Changing the Work Paradigm
Finding Meaning Beyond Work
The solution to burnout requires redefining the role of work in our lives. A radical departure from the current burnout culture involves seeking ways to flourish without work monopolizing the center of our existence. This shift in perspective challenges the societal norms that link self-worth to one’s professional accomplishments.
Resistance to Burnout Culture
There are individuals and organizations actively resisting the unhealthy commitment to work. Examples include artists with disabilities, hobbyists who find intense joy in their pursuits, and a Dallas-based nonprofit redefining success by placing love for coworkers and the community at the heart of its operations. These instances show that resisting burnout culture is a collective struggle worth undertaking.
In the pursuit of a solution to the burnout epidemic, it is imperative to recognize that the current model of ceaseless toil is not sustainable. The path forward lies in collective action, with workplaces and societies acknowledging the toll their structures take on individuals. Shifting the focus from individual coping mechanisms to systemic change is crucial.
Recognizing the dignity inherent in each person, irrespective of their profession, is a foundational step toward closing the gap between the ideal and the reality of work. This acknowledgment could pave the way for a healthier work culture that values the well-being of its members over productivity metrics.
Ultimately, the end of burnout culture requires a reevaluation of our relationship with work. The examples provided, from the Benedictine monks’ community to artists and nonprofits challenging conventional norms, demonstrate that an alternative, more sustainable approach is possible.
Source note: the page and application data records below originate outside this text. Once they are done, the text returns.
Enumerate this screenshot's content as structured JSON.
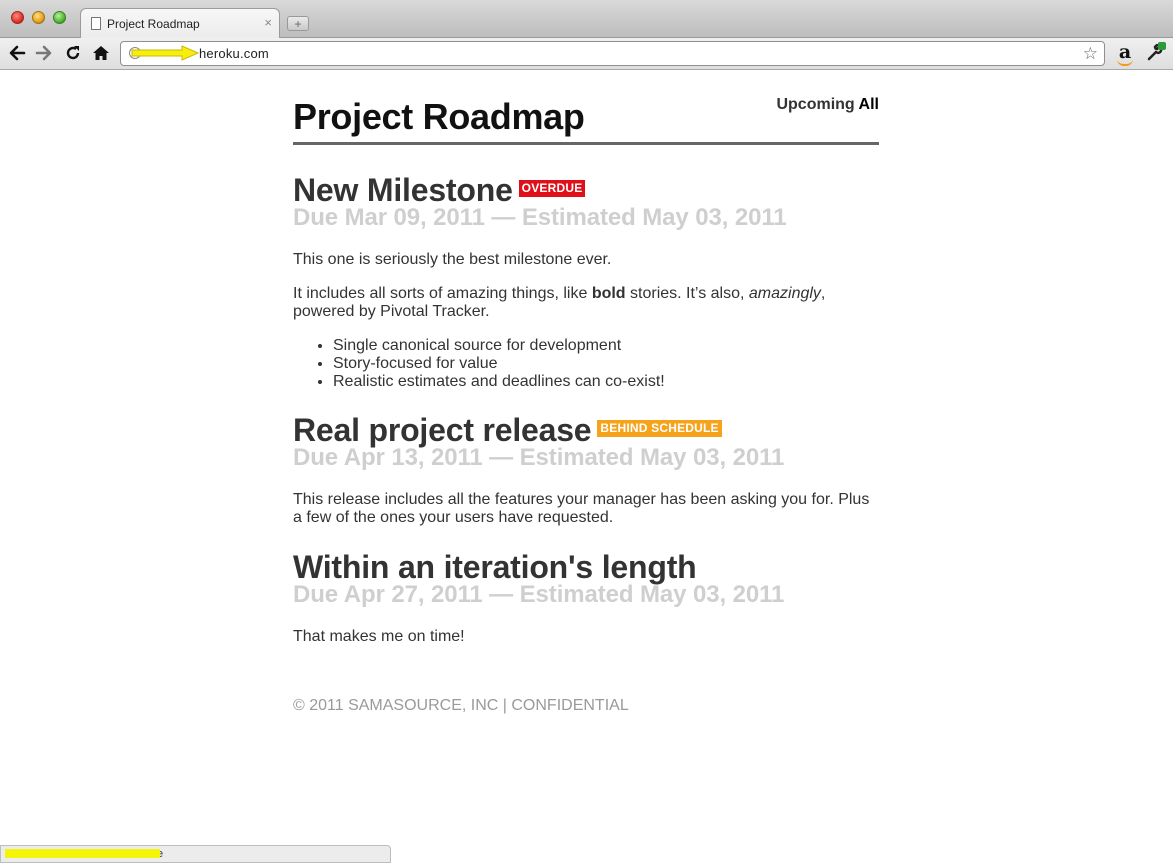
{
  "browser": {
    "tab_title": "Project Roadmap",
    "tab_close": "×",
    "new_tab": "+",
    "url": "heroku.com",
    "status_text": "e",
    "icons": {
      "back": "back-arrow-icon",
      "forward": "forward-arrow-icon",
      "reload": "reload-icon",
      "home": "home-icon",
      "star": "bookmark-star-icon",
      "amazon": "amazon-extension-icon",
      "wrench": "wrench-menu-icon"
    }
  },
  "header": {
    "title": "Project Roadmap",
    "nav": {
      "upcoming": "Upcoming",
      "all": "All"
    }
  },
  "milestones": [
    {
      "title": "New Milestone",
      "badge": "OVERDUE",
      "badge_color": "#e0101b",
      "dates": "Due Mar 09, 2011 — Estimated May 03, 2011",
      "paragraphs": [
        "This one is seriously the best milestone ever."
      ],
      "rich": {
        "before": "It includes all sorts of amazing things, like ",
        "bold": "bold",
        "middle": " stories. It’s also, ",
        "italic": "amazingly",
        "after": ", powered by Pivotal Tracker."
      },
      "list": [
        "Single canonical source for development",
        "Story-focused for value",
        "Realistic estimates and deadlines can co-exist!"
      ]
    },
    {
      "title": "Real project release",
      "badge": "BEHIND SCHEDULE",
      "badge_color": "#f6a21a",
      "dates": "Due Apr 13, 2011 — Estimated May 03, 2011",
      "paragraphs": [
        "This release includes all the features your manager has been asking you for. Plus a few of the ones your users have requested."
      ]
    },
    {
      "title": "Within an iteration's length",
      "dates": "Due Apr 27, 2011 — Estimated May 03, 2011",
      "paragraphs": [
        "That makes me on time!"
      ]
    }
  ],
  "footer": {
    "text": "© 2011 SAMASOURCE, INC | CONFIDENTIAL"
  }
}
It is time to liberate ourselves from the shackles of burnout and strive for a world where work enhances our lives rather than depletes our essence.